Meanwhile, if Mr Foster would like to get in touch I promise to publish – unedited (within the bounds of legality and taste) – anything he sends me. Although I will also provide a response. This, if he believes in his case, will not worry him.

Interviews · Life at the Bar · Oxbridge · Qualities Required · Routes to the Bar

Integrity – A Bad Example

integrityRemember the need for integrity? Well, according to Oxbridge Training Contracts you can pay someone to write your application, fill in your form and answer your interview questions for you. This will cost you anything up to £2,000.

Never mind the people prepared to shell out the money. Anyone who believes that you can make a silk purse out of a sow’s ear is simply stupid. BVC students who believe that someone else’s answers will get them an interview, still less a pupillage, still less a tenancy are not looking for a purse so much as a set of matching luggage.

The more important issue seems to me to be that this is cheating. I am not talking about a bit of help to present yourself properly – this site, your BVC course, your University Careers Office, numerous barristers, your friends and your Inn will all help with that for free. But that is a bit different from a ‘personalised’ service for which you pay big money but which promises nothing save to make you a lot poorer. These people are lawyers and – according to the site – they are pupils and junior tenants in band 1 and 2 sets as per the Legal 500.

So what is the position of a pupil or a barrister who charges a potential barrister for a service like this?

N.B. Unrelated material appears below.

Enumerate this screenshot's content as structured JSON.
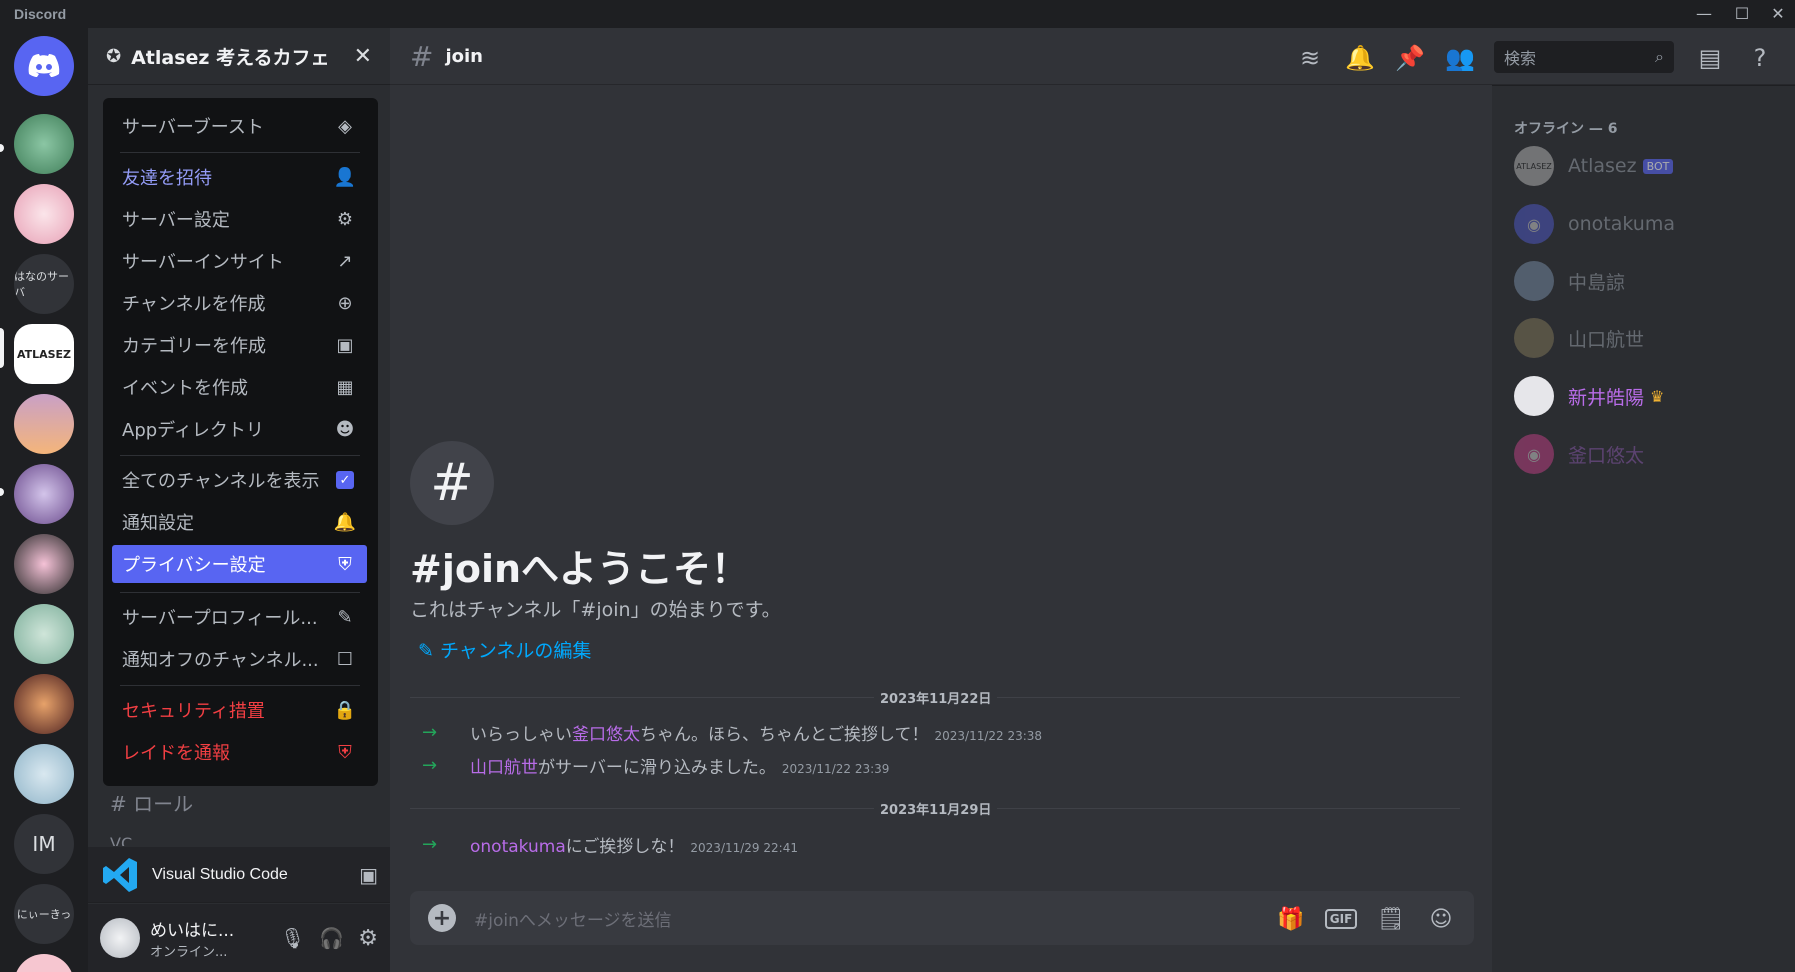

Well, personally speaking I would regard it as conduct likely to prejudice public confidence in the Bar. After all, if you are exploiting your own position to charge the potential competition that hardly looks good. And I doubt your Chambers would be terribly pleased to interview someone whose answers had been written by someone else in the same Chambers (an option in the pull down menus this site offers).

Integrity, as I have said before, is vital to the Bar. There is no integrity in allowing other people to write your essays, construct your CV, tell you the answers or plan your interview. If you can afford it, you are also getting the jump on those who can’t. If you are using this service you ought to be ashamed. You ought also to be careful because the draft application letter for pupillage is written by someone who – according to the site – has a current pupillage at ‘a leading Chambers’  and a Distinction in the BCL – but who cannot write proper English to save their life. The letter opines that “I know from conversations that awards are taken with a degree of salt at Chambers”. If the writer really is a pupil they ought to be looking elsewhere come June. Salt may be taken in degrees in other jurisdictions but in England it is usually taken in pinches. One may be “at” Chambers in other jurisdictions but in England one is “in” Chambers. The writer may be a real pupil but I doubt it.

Of course, if the owners of this money mill would like to contact me I will happily allow them a fair say. The site says nothing about these people. No names. No qualifications. No personal details. No integrity.

If you are one of the people helping others to cheat then you are an embarrasment to your profession and you ought to stop. Now.

Finally, I am not linking to the site. If you want to give them the traffic then find them yourselves. The Bar can do without these people and – if you are any good and have the slightest desire to uphold the values of the profession you want to join – so can you.